Over the previous year, I’d been doing occasional articles for NewsForge and Linux.com to compensate for the dullness of my contracts. Now, desperate but determined, I asked the senior editor Robin Miller, one of the inventors of online journalism, if I could write full-time for the two sites. He took pity on me, but, even so, it took a year before I had the confidence and discipline to manage a full-time writing schedule, and another eight months before I had developed other markets and started bringing my income up to the level it had been when I had been a marketing and communications consultant. But whatever else I could say of the experience, I’ve never been bored and never wanted to do something else.
Busy with learning to be a journalist, I never noticed the change that was occurring until I started a brief email correspondence with a high school friend after our reunion. Like me, she had been a wannabe in high school. Now, although a successful business woman and the writer of several books, she characterized herself as “not a communicator” and wistfully expressed admiration for “creative people.”
I felt sorry she had a poor self-image, but her comments made me realize that I was no longer a wannabe. Somehow, without noticing, I had actually become a writer. Maybe I wasn’t the fiction writer I always wanted to be, but I was still doing pieces to which I was proud to sign my name.
And the thing about writers is that they write.
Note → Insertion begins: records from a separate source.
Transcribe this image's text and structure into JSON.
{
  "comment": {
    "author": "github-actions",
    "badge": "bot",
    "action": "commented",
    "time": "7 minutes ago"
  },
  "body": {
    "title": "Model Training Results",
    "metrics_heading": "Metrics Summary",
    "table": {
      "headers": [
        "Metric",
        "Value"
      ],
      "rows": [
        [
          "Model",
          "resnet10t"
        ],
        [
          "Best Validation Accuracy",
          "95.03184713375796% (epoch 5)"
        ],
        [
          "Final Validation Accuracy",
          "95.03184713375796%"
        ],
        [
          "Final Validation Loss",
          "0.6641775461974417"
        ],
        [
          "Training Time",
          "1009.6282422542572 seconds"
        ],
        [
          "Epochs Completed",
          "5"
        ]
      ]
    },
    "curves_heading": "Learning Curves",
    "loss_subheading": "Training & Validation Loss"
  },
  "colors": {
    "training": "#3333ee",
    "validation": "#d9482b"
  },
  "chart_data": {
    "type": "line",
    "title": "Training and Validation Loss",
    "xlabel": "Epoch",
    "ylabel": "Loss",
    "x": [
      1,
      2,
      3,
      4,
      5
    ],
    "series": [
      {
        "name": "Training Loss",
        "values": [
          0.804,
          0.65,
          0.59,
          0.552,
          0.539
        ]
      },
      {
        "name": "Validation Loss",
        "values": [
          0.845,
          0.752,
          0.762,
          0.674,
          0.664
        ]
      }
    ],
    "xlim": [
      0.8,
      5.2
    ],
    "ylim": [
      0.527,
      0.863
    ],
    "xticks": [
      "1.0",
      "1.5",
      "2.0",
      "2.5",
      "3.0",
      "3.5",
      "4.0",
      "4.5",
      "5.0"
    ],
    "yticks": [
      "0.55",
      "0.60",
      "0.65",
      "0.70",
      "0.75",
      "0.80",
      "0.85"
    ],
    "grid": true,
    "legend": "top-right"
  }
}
The fact that they can do it for money is gratifying, and frees them from other distractions, but they also do it — if they’re being honest — because they get a kick out of the performance, out of knowing that people are reading what they have to say and praising or damning it. Yes, they’re expressing themselves, but, as satisfying as self-expression can be, the real kick is expressing yourself and having people listen.
That joy in performance explains this blog. My professional writing is mostly about GNU/Linux and free software, two important topics of which I don’t ever expect to tire. They’re varied, they represent a good cause, and they are championed by smart, talented people whom I am proud to know — and still awed, at times, to be accepted by.
Yet, at the end of the day, like the musician who can’t resist picking out a tune or two on the piano while the roadies break down the set, I find that I still want to perform, and often riffing topics that I don’t cover in my professional life. So, with that selfish (but, I hope, very human motivation), I’m starting this blog.
I don’t know how often I’ll perform here, or how big my audience will be. But for me the point of a blog is that it contains the possibility of an audience in a way that a private journal doesn’t. And for me, it’s one thing to write hopefully as a wannabe and quite another to do so as a writer. With so many wannabes everywhere I turn, I never wanted to be counted among them. I was nervous about being denounced as pretentious, and worried that if I spent time talking about writing, I’d never actually do it. Now, those concerns no longer apply, and I can write freely and put aside my misgivings.
But remember: what I’m doing is performing. I may mention personal details, but they will be ordered details, selected to reinforce whatever point I may have at the time, and given a significance that they may not have had by themselves or at the time I experienced them.
Nor am I proselytizing or reporting with strict accuracy. And I’m definitely not telling great truths as I see them. From time to time, I may claim, implicitly or explicitly, to be doing all of these things, but the truth is
(I’m a liar; trust me)
that what I’m really doing is enjoying myself. Any readers who come along won’t get to know me any more than I know them (although they may have an illusion of knowing me). But they will, I hope, find their own brief amusement in the performance and in their response to it.
Really, that’s what writing is all about, and blogging is no exception. Only my own insecurities kept me from seeing that before.